I bought some mahogany mostly because I had never worked with it before (aside from a cutting board project) and it seemed like a good excuse to try it out. I learned that mahogany creates incredibly fine dust! EVERYWHERE. But overall it wasn’t nice to work with.

My original plan involved using floating tenons for the first time. You cut a mortise into each board and then make a tenon by itself and glue it into each side. It’s kind of like an elongated dowel. But alas, I could never get my test pieces to go very well and I eventually tabled the idea for later use. Since I had already cut the pieces to length for that joinery method, the only real solution was pocket holes. I felt totally ridiculous using pocket holes on a nice hardwood, but oh well, it worked and it was easy.

Once I made that change, everything went together quickly. I used a teak oil finish which was new for me. It wiped on easily and I put a few coats on in hopes of protecting it just a little from spilled water and the sun. I still think that in a few years we’re going have obvious fade marks where the plants sit.

The end result looks nice and aside from my joinery skills fail, I’m happy with how it turned out. It’s plenty big enough to hold lots of plants and it’s short enough that ELijah can easily see it and help out with the watering.

Tree Removal

We had two small cherry trees along our very short driveway. The blossoms looked beautiful in the spring but the trees were ugly the rest of the year. They were pruned very oddly and were starting to die off. The one closer to the house had a crazy root structure with a number of very large roots partially above the surface. It was time for them to go before they died more and started dropping branches.

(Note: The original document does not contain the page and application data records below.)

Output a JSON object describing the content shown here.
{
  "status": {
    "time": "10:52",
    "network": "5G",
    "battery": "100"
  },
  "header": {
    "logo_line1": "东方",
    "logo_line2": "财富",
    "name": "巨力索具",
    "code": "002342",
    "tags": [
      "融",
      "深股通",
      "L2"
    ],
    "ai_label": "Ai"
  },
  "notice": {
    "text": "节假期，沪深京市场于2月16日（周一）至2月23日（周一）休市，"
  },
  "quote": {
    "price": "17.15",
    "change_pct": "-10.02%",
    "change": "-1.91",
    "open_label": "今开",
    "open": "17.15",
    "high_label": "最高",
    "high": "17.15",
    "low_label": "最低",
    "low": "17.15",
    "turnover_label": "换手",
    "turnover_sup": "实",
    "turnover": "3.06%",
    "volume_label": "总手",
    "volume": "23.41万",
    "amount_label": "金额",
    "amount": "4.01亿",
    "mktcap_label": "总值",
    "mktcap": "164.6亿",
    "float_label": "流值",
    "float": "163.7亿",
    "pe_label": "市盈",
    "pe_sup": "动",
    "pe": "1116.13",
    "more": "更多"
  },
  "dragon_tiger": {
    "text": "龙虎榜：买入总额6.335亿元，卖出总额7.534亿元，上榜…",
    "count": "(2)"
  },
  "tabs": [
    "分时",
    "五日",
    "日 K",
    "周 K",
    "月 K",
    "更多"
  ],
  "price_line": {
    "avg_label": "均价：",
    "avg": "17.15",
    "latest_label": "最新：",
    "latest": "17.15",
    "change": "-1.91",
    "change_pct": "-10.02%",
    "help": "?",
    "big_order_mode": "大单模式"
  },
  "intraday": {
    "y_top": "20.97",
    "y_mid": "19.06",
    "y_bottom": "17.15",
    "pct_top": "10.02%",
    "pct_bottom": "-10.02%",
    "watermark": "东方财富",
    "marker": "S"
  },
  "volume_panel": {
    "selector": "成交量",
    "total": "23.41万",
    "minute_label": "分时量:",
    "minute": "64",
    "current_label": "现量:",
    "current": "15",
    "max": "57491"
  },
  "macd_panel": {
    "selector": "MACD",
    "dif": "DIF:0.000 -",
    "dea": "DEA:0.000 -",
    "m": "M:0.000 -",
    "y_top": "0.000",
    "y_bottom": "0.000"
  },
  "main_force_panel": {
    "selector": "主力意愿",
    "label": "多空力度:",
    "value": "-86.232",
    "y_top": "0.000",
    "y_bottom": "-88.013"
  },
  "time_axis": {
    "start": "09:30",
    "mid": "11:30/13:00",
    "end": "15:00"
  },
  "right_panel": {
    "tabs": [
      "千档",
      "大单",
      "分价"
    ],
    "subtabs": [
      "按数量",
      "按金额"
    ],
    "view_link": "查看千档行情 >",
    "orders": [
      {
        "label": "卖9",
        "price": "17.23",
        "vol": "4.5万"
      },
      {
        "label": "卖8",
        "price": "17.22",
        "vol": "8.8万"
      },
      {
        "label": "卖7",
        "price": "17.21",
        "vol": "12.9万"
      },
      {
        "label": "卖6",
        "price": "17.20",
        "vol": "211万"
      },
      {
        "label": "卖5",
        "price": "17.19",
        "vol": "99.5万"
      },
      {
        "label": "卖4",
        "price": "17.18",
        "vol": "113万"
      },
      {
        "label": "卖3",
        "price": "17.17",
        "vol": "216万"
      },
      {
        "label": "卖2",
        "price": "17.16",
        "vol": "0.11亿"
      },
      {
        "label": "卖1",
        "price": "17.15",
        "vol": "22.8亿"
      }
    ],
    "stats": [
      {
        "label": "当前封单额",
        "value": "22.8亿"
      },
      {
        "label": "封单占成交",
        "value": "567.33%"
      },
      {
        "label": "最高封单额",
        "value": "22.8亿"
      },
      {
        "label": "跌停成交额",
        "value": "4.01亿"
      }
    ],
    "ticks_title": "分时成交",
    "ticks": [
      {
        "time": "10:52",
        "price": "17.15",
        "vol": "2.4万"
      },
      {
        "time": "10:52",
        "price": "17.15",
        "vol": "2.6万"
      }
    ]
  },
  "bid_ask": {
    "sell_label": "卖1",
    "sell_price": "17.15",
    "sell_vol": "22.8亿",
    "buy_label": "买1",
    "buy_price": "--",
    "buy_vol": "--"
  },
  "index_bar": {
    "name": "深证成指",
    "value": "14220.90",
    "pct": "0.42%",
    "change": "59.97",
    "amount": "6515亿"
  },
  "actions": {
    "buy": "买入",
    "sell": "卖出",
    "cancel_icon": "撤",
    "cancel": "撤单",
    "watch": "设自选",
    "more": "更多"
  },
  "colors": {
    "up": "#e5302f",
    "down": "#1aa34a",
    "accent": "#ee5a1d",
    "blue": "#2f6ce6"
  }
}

Logan was kind enough to help me out with the whole process. We made quick work of them with a chainsaw and manual branch cutters. As we cut them up, I was amazed at how many of the branches were totally dead. Taking it down was a good decision. We each took a load of the branches to Pacific Topsoil and we were done with that part.

Then there were the stumps. Oh yeah. When I was planning this project, I figured we would just dig them out and maybe use the truck to help pull them out. A little digging revealed that would be a huge project and i was also nervous about the water, gas, communication and irrigation lines that run up that strip of property. Brute force didn’t seem like a good approach so we rented a stump grinder instead.

The first stump was very quick but the second one took us about two and a half hours because of the big network of large roots near the surface. We made a mountain of wood chips but we got it all done. Now I just have to feed those chips into my yard waste bin over the next week or two if I can’t find a use for them.

This fall we will be planting at least one new tree in that spot and then next spring I think we’ll make some planter boxes to start a small garden. It will be tiny compared to our neighbors beautiful garden, but it will still be delicious.

Logan, thanks for helping so much with this project!